Within the white-walled gallery, there’s also a constant push-and-pull that makes the show as effective as it is affecting. Kaphar’s pieces radiate feeling, with currents of grief, exhaustion and indignation that roll clear off the canvas. Across from them, the works from Redaction are deliberately impersonal and constrained, making their point through the process of erasure. Kaphar’s 2019 State Number Two (Dwayne Betts) sits on a wall at the back of the space, a sort of bridge between the two.
|Titus Kaphar, State Number Two (Dwayne Betts), tar and oil on canvas.|
The work is a beatific portrait of Betts on a gold background, dipped in thick, black layers of tar that have been sprinkled with gold leaf. The tar extends to Betts’ upper lip; it rises from the canvas, almost wave-like. Suddenly this man, whose currency is words, is unable to speak. His eyes burn. They are exhausted and fiery as they lock eyes with the viewer, as if to communicate what his voice no longer can.
The portrait follows the same process Kaphar used in The Jerome Project, during which he painted a series of men who carried the same name as his father, all affected by incarceration and the prison industrial complex, and dipped them in tar. To the right of the work, Betts' poems “After Prison” and “For A Bail Denied” sit side by side. The text is so hard to see against a black background that the viewer must get close to the works to read them.
Both poems come from Felon; it feels intimate to get this close to them. In the former, a ghazal that opens the collection, Betts chronicles some of his own journey through reentry, including the making of State Number Two that now hangs beside it. In the latter, he recounts the story of a boy in a courtroom, still young, as the system fails him. The poem ends with the shattering lines "& we was too powerless to stop it/& too damn tired to be beautiful."
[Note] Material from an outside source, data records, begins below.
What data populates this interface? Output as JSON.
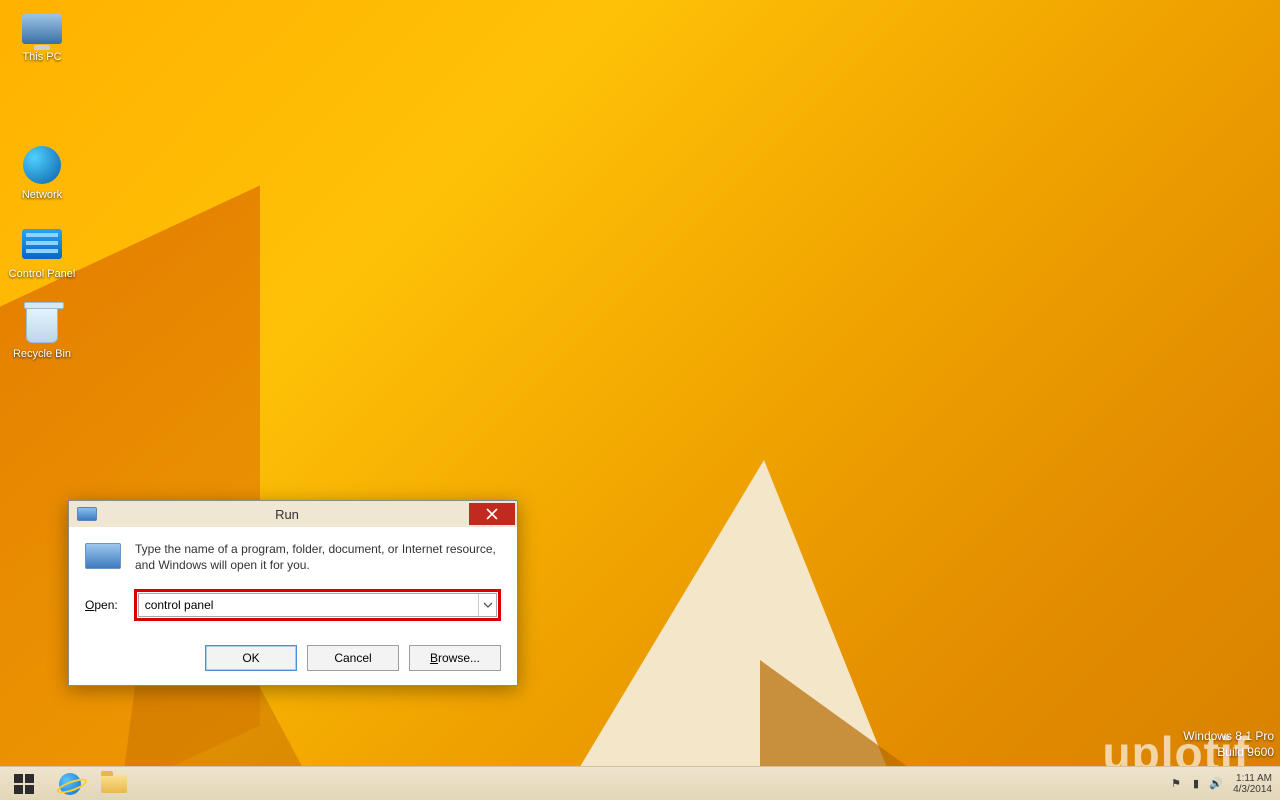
{
  "desktop": {
    "icons": [
      {
        "name": "this-pc",
        "label": "This PC"
      },
      {
        "name": "network",
        "label": "Network"
      },
      {
        "name": "control-panel",
        "label": "Control Panel"
      },
      {
        "name": "recycle-bin",
        "label": "Recycle Bin"
      }
    ]
  },
  "winver": {
    "line1": "Windows 8.1 Pro",
    "line2": "Build 9600"
  },
  "watermark": "uplotif",
  "run_dialog": {
    "title": "Run",
    "description": "Type the name of a program, folder, document, or Internet resource, and Windows will open it for you.",
    "open_label": "Open:",
    "open_access": "O",
    "input_value": "control panel",
    "buttons": {
      "ok": "OK",
      "cancel": "Cancel",
      "browse": "Browse...",
      "browse_access": "B"
    }
  },
  "taskbar": {
    "time": "1:11 AM",
    "date": "4/3/2014"
  }
}
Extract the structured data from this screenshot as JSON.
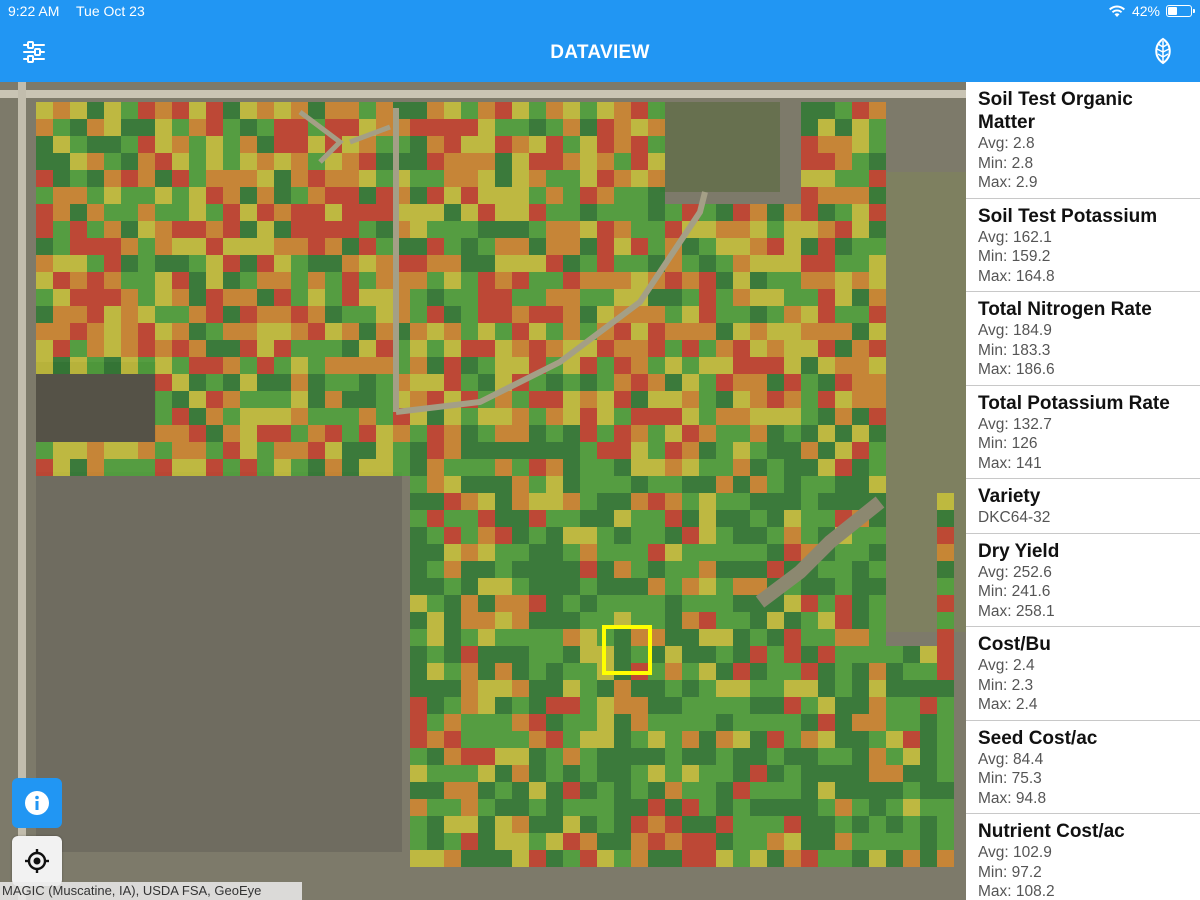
{
  "status_bar": {
    "time": "9:22 AM",
    "date": "Tue Oct 23",
    "battery": "42%",
    "battery_level": 0.42
  },
  "app_bar": {
    "title": "DATAVIEW",
    "left_icon": "sliders-icon",
    "right_icon": "leaf-logo-icon"
  },
  "map": {
    "attribution": "MAGIC (Muscatine, IA), USDA FSA, GeoEye",
    "info_icon": "info-icon",
    "locate_icon": "crosshair-icon",
    "colors": {
      "red": "#c8402d",
      "orange": "#d2872e",
      "yellow": "#c9c33a",
      "green": "#4ea33a",
      "dark_green": "#2f7a33",
      "selection": "#ffff00"
    }
  },
  "sidebar": {
    "metrics": [
      {
        "name": "Soil Test Organic Matter",
        "lines": [
          "Avg: 2.8",
          "Min: 2.8",
          "Max: 2.9"
        ]
      },
      {
        "name": "Soil Test Potassium",
        "lines": [
          "Avg: 162.1",
          "Min: 159.2",
          "Max: 164.8"
        ]
      },
      {
        "name": "Total Nitrogen Rate",
        "lines": [
          "Avg: 184.9",
          "Min: 183.3",
          "Max: 186.6"
        ]
      },
      {
        "name": "Total Potassium Rate",
        "lines": [
          "Avg: 132.7",
          "Min: 126",
          "Max: 141"
        ]
      },
      {
        "name": "Variety",
        "lines": [
          "DKC64-32"
        ]
      },
      {
        "name": "Dry Yield",
        "lines": [
          "Avg: 252.6",
          "Min: 241.6",
          "Max: 258.1"
        ]
      },
      {
        "name": "Cost/Bu",
        "lines": [
          "Avg: 2.4",
          "Min: 2.3",
          "Max: 2.4"
        ]
      },
      {
        "name": "Seed Cost/ac",
        "lines": [
          "Avg: 84.4",
          "Min: 75.3",
          "Max: 94.8"
        ]
      },
      {
        "name": "Nutrient Cost/ac",
        "lines": [
          "Avg: 102.9",
          "Min: 97.2",
          "Max: 108.2"
        ]
      }
    ]
  }
}
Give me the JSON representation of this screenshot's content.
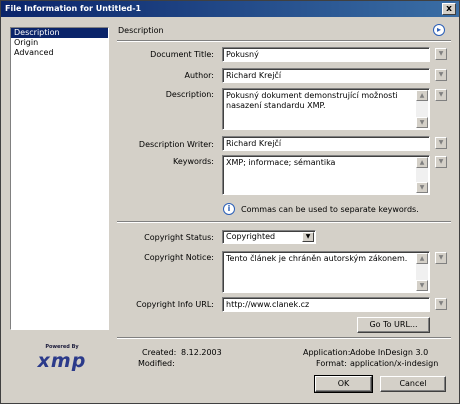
{
  "window": {
    "title": "File Information for Untitled-1",
    "close_label": "x"
  },
  "sidebar": {
    "items": [
      {
        "label": "Description",
        "selected": true
      },
      {
        "label": "Origin",
        "selected": false
      },
      {
        "label": "Advanced",
        "selected": false
      }
    ]
  },
  "logo": {
    "powered_by": "Powered By",
    "brand": "xmp"
  },
  "section": {
    "title": "Description"
  },
  "form": {
    "document_title": {
      "label": "Document Title:",
      "value": "Pokusný"
    },
    "author": {
      "label": "Author:",
      "value": "Richard Krejčí"
    },
    "description": {
      "label": "Description:",
      "value": "Pokusný dokument demonstrující možnosti nasazení standardu XMP."
    },
    "description_writer": {
      "label": "Description Writer:",
      "value": "Richard Krejčí"
    },
    "keywords": {
      "label": "Keywords:",
      "value": "XMP; informace; sémantika"
    },
    "keywords_hint": "Commas can be used to separate keywords.",
    "copyright_status": {
      "label": "Copyright Status:",
      "value": "Copyrighted"
    },
    "copyright_notice": {
      "label": "Copyright Notice:",
      "value": "Tento článek je chráněn autorským zákonem."
    },
    "copyright_url": {
      "label": "Copyright Info URL:",
      "value": "http://www.clanek.cz"
    },
    "goto_url_label": "Go To URL..."
  },
  "meta": {
    "created_label": "Created:",
    "created_value": "8.12.2003",
    "modified_label": "Modified:",
    "modified_value": "",
    "application_label": "Application:",
    "application_value": "Adobe InDesign 3.0",
    "format_label": "Format:",
    "format_value": "application/x-indesign"
  },
  "buttons": {
    "ok": "OK",
    "cancel": "Cancel"
  }
}
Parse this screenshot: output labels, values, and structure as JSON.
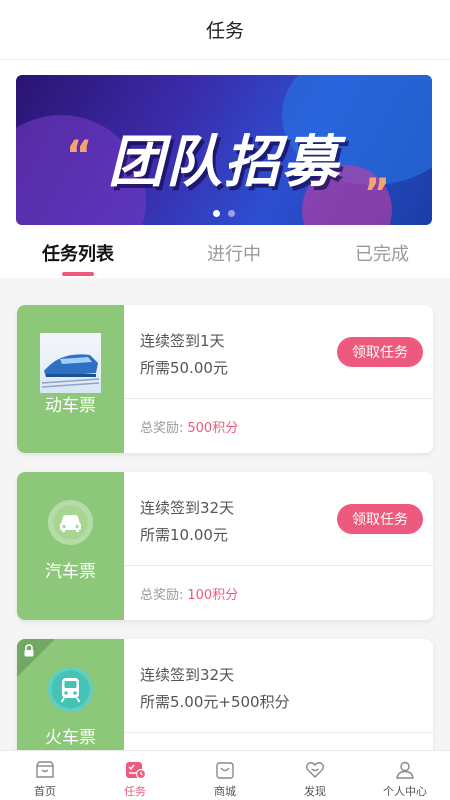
{
  "header": {
    "title": "任务"
  },
  "banner": {
    "headline": "团队招募",
    "quote_open": "“",
    "quote_close": "”",
    "slide_count": 2,
    "active_slide": 1
  },
  "tabs": [
    {
      "label": "任务列表",
      "active": true
    },
    {
      "label": "进行中",
      "active": false
    },
    {
      "label": "已完成",
      "active": false
    }
  ],
  "tasks": [
    {
      "category": "动车票",
      "icon": "train-photo",
      "line1": "连续签到1天",
      "line2": "所需50.00元",
      "reward_label": "总奖励:",
      "reward_value": "500积分",
      "button": "领取任务",
      "locked": false
    },
    {
      "category": "汽车票",
      "icon": "car-icon",
      "line1": "连续签到32天",
      "line2": "所需10.00元",
      "reward_label": "总奖励:",
      "reward_value": "100积分",
      "button": "领取任务",
      "locked": false
    },
    {
      "category": "火车票",
      "icon": "train-icon",
      "line1": "连续签到32天",
      "line2": "所需5.00元+500积分",
      "locked": true
    }
  ],
  "tabbar": [
    {
      "label": "首页",
      "icon": "home-icon",
      "active": false
    },
    {
      "label": "任务",
      "icon": "task-icon",
      "active": true
    },
    {
      "label": "商城",
      "icon": "shop-icon",
      "active": false
    },
    {
      "label": "发现",
      "icon": "discover-icon",
      "active": false
    },
    {
      "label": "个人中心",
      "icon": "profile-icon",
      "active": false
    }
  ],
  "colors": {
    "accent": "#ee5a7e",
    "card_green": "#8dc87a",
    "banner_blue": "#2c4fd1"
  }
}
In this exhibition without labels, the works double as a narrative guide and stark reminder of what is at stake in a system that penalizes people for their Blackness and their poverty. In his own words—which are well worth reading beyond four walls on Henry Street—Betts echoes a question Kaphar has posed in his own work, in both the title and accompanying poem for Analogous colors.
Are black and loss/analogous colors in America?
Pleading Freedom runs through Sept. 26. NXTHVN is located at 169 Henry St. in New Haven's Dixwell neighborhood. The gallery is open Thursday through Sunday,